● **WHAT TO WORK ON**: Each entry below must appear in the answer exactly as written.

● **DATA EXCERPTS**:
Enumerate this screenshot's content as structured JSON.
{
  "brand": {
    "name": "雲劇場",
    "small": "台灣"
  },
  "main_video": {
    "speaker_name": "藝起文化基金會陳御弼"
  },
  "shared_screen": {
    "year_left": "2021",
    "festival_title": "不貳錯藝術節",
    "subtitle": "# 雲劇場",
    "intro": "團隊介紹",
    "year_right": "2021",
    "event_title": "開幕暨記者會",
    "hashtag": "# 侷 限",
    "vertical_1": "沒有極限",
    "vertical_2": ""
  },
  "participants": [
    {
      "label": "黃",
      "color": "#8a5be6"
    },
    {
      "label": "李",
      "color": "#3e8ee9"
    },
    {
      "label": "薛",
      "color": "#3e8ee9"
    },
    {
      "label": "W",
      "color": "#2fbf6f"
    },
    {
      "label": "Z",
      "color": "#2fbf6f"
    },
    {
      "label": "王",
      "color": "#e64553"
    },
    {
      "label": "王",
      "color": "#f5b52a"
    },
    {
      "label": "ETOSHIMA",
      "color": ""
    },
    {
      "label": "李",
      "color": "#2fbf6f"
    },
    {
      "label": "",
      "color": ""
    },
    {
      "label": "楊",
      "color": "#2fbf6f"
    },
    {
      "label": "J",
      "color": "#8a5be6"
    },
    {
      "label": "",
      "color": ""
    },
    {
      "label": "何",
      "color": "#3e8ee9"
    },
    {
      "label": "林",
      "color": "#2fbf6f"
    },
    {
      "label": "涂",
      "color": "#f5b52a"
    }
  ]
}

● **RESULT OF THIS TASK**:
Enumerate this screenshot's content as structured JSON.
{
  "brand": {
    "name": "雲劇場",
    "small": "台灣"
  },
  "main_video": {
    "speaker_name": "藝起文化基金會陳御弼"
  },
  "shared_screen": {
    "year_left": "2021",
    "festival_title": "不貳錯藝術節",
    "subtitle": "# 雲劇場",
    "intro": "團隊介紹",
    "year_right": "2021",
    "event_title": "開幕暨記者會",
    "hashtag": "# 侷 限",
    "vertical_1": "沒有極限",
    "vertical_2": ""
  },
  "participants": [
    {
      "label": "黃",
      "color": "#8a5be6"
    },
    {
      "label": "李",
      "color": "#3e8ee9"
    },
    {
      "label": "薛",
      "color": "#3e8ee9"
    },
    {
      "label": "W",
      "color": "#2fbf6f"
    },
    {
      "label": "Z",
      "color": "#2fbf6f"
    },
    {
      "label": "王",
      "color": "#e64553"
    },
    {
      "label": "王",
      "color": "#f5b52a"
    },
    {
      "label": "ETOSHIMA",
      "color": ""
    },
    {
      "label": "李",
      "color": "#2fbf6f"
    },
    {
      "label": "",
      "color": ""
    },
    {
      "label": "楊",
      "color": "#2fbf6f"
    },
    {
      "label": "J",
      "color": "#8a5be6"
    },
    {
      "label": "",
      "color": ""
    },
    {
      "label": "何",
      "color": "#3e8ee9"
    },
    {
      "label": "林",
      "color": "#2fbf6f"
    },
    {
      "label": "涂",
      "color": "#f5b52a"
    }
  ]
}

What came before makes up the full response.